Global Studies is an emerging interdisciplinary field, which offers a coherent and comprehensive approach to study contemporary global issues. While there are many methods to teaching interdisciplinary areas such as Political Economy and Cultural Studies, they share a conscious effort to apply more than one discipline and/or perspective to examine a theme, issue, question, problem, topic, or experience. The study of transnational processes or globalization relies on an even greater diversity of materials and perspectives than any discipline-bound enquiry. This is particularly challenging at the Undergraduate level where students have little background knowledge of the tools of analysis provided by various discipline.
Consequently, this Minor in Global Studies employs a two pronged approach to integrate the fragmentation of knowledge and skills. The first method is a conscious and broad integration, wherein the student is made aware of how and why every 'theme' in Global Studies encompasses more than one perspective, disciplinary area, historical time frames, and geographical area. For instance, the issue of Carbon Trading does not just involve contemporary economic and environmental perspectives, but also concerns related to power, culture, sovereignty, identity, geo-politics, etc. Additionally, situating such a 'global' theme in a broad historical and wide regional context allows us to broaden and deepen our understanding of the actors, agents, issues and institutions involved. Interdisciplinarity or Transdisciplinarity does not necessarily amount to a disciplinary vacuum, since that would deny the use of the rich wealth of analytical tools provided by established disciplinary frameworks. Thus, undergraduate students with little disciplinary background are encouraged to select from a list of electives that includes preparatory/introductory disciplinary courses.
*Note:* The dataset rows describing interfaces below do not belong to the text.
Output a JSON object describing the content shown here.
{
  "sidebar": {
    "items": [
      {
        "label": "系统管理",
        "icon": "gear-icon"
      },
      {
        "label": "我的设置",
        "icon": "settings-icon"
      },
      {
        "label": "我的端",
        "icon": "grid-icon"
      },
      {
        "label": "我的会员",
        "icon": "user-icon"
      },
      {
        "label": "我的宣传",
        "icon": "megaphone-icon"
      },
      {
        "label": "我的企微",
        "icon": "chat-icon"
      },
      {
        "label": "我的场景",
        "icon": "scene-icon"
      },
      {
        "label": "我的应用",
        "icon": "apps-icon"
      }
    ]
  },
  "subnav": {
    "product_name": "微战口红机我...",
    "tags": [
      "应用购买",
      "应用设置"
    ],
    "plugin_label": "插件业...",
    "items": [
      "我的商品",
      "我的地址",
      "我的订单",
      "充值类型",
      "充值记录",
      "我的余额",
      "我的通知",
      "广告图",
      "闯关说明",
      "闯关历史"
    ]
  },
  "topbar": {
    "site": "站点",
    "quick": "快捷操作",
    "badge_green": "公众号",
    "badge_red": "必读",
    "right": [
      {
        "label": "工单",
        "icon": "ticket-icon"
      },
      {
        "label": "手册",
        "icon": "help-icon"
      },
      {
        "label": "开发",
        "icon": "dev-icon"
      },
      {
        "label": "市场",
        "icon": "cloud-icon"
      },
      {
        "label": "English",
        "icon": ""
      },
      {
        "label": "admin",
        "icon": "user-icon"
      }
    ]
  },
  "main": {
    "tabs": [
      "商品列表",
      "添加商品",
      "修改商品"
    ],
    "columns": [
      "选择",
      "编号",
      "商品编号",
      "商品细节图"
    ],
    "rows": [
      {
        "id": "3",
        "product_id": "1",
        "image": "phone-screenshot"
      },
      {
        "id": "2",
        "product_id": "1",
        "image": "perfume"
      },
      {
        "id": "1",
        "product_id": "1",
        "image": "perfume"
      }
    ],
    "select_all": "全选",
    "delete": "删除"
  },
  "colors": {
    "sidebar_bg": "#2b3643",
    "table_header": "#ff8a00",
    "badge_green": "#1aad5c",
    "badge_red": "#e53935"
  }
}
Secondly, the design of the study material, assignments, and the inclusion of introductory language/literature courses aim to direct the students towards the broadening of their own perspective of 'global' and their place in it. The readings, assignments as well as the broad ranging electives are meant to encourage students to use concepts as tools, to read and watch with intent, and thereby learn to critically analyze real world trends, events or notions. For instance, in order for students to be better global citizens, and to work toward inclusive and transformational social justice, it is highly recommended that students learn language skills other than English as a career goal.
However, for the purposes of the GLST Minor, it is very important to have a coherent and systematic study plan. Most importantly, students are advised that some of these elective courses may not be self-consciously global in their approach. Therefore, it is important for students to choose a set of courses that have clear and specific relevance for a specific global theme. For that reason, students are strongly advised to consult advisors/tutors/professors before making their choices.
30 credits, of which at least 15 must be in senior courses (300/400 levels)
GLST 205: Building Blocks of Global Studies: Overview of Approaches, Concepts and Issues (Course is open for student registration)
Select a minimum of 12 credits from this list:
Global Studies at AU has the following five focus areas. Select 15 credits in one of the following focus areas:
Updated February 23 2015 by Student & Academic Services